A bigger issue is raised by Chris Kaufman, former Unite national secretary for agricultural workers. ‘The gardeners are not just horticulturalists – they are social workers, because people come to the cemeteries and they are suddenly hit by the enormity of it all. They come to find their old relations and they suddenly find they were 17 years old when they were killed.’
It’s a down-to-earth variation on a theme voiced by Rudyard Kipling – the man who advised the Commission on its headstone inscriptions – in a story called ‘The Gardener’, in which the man seen tending the graves at the end is clearly meant to be understood as Christ. The gardeners have always stood for far more than the practical sum of their work.
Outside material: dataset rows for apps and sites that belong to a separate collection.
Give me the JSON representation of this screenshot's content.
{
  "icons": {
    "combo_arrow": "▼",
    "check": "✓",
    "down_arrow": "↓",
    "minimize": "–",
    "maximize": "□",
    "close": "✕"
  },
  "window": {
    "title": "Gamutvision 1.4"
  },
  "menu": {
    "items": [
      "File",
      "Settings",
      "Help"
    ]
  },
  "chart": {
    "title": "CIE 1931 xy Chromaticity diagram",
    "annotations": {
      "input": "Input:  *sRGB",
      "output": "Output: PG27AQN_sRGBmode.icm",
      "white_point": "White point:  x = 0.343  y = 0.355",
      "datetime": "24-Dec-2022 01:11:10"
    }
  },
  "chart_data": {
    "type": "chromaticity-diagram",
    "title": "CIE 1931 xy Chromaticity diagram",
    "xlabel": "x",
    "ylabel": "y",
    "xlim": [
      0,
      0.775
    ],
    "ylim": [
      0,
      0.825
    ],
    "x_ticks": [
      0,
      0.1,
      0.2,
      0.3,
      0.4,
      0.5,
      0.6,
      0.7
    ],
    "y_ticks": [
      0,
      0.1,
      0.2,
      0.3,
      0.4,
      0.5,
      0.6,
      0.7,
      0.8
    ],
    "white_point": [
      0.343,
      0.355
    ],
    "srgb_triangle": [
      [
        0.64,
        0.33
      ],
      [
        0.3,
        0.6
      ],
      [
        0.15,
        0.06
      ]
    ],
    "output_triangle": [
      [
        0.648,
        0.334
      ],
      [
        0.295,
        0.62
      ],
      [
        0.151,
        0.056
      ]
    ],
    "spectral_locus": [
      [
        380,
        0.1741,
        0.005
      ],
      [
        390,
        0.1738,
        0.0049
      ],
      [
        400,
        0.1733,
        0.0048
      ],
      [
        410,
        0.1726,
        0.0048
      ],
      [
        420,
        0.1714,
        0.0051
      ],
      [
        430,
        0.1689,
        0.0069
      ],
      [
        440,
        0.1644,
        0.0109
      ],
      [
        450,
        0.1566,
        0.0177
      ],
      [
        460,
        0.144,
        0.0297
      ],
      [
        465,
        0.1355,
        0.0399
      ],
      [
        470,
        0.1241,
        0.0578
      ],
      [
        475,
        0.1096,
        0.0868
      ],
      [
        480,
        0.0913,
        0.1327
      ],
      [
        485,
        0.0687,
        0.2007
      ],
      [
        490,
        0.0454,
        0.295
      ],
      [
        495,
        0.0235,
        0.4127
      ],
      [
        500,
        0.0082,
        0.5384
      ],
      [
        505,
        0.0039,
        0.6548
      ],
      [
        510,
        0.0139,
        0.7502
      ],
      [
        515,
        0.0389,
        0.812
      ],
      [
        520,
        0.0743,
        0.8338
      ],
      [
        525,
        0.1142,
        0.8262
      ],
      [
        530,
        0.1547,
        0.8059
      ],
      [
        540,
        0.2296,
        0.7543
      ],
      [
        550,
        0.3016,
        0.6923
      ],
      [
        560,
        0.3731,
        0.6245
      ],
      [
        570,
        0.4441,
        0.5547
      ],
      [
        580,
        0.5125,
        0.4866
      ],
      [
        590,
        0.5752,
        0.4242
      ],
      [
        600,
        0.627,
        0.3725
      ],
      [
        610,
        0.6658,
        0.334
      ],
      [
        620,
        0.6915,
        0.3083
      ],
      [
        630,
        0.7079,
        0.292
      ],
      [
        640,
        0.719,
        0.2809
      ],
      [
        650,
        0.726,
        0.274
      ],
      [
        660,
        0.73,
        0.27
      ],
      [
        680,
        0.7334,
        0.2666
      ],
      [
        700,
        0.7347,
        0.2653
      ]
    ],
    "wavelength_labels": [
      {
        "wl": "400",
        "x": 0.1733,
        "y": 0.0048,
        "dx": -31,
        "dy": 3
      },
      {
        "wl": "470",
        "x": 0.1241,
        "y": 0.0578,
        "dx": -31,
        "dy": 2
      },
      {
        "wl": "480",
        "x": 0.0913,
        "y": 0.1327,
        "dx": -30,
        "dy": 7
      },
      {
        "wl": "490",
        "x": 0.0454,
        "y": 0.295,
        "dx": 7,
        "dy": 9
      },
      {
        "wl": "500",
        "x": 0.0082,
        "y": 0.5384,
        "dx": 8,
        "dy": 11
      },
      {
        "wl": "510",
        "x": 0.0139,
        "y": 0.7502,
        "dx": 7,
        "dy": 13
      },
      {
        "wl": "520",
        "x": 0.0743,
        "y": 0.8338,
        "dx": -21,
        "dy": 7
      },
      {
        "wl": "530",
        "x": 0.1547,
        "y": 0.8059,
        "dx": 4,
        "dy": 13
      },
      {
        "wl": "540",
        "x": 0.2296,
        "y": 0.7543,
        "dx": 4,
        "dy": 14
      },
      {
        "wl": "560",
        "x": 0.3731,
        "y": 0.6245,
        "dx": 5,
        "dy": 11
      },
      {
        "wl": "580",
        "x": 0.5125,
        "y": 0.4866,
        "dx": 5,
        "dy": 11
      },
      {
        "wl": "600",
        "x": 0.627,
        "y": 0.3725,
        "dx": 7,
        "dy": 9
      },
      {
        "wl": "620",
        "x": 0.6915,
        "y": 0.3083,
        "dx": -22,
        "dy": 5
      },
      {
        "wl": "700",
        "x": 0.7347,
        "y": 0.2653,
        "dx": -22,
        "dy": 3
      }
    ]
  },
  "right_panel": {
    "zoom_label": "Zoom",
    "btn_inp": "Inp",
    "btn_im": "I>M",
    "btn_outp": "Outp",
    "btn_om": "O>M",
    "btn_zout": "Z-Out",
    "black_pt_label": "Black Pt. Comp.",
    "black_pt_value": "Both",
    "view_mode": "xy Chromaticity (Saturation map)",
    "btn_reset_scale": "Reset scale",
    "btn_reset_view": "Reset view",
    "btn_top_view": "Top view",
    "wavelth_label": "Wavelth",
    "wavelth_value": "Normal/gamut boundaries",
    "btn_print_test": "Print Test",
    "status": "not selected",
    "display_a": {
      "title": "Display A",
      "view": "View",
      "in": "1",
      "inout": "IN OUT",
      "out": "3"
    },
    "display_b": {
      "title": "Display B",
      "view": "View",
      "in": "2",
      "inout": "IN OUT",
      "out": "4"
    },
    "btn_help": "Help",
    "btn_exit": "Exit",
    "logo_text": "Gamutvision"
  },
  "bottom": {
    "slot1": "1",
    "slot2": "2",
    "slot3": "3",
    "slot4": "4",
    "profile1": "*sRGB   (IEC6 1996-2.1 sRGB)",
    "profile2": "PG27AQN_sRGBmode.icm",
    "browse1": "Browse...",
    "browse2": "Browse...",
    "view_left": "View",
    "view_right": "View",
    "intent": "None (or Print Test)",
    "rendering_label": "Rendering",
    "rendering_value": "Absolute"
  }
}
As Chris Kaufman points out, even while the numbers of British gardeners fall, visits from Britain to the cemeteries are increasing, thanks to the Channel Tunnel, programmes like Who Do You Think You Are? and the war centenary.
Will the work and workforce be reduced and the cemeteries run down after 2018? That is an anxiety. But the gardeners are confident the Commission’s work will go on, even though the most recent figures put the annual cost above £55million – more than three quarters of it from the British Treasury.
As Mark Heaysman says, ‘Which government is going to turn round and say, “We’re not going to look after the war dead anymore”?’
All photographs © John Garth. Lines from a letter from Estelle King are reproduced with permission of Julia Margretts. This is an edited version of an article written for Unite the Union, and is also reproduced by permission.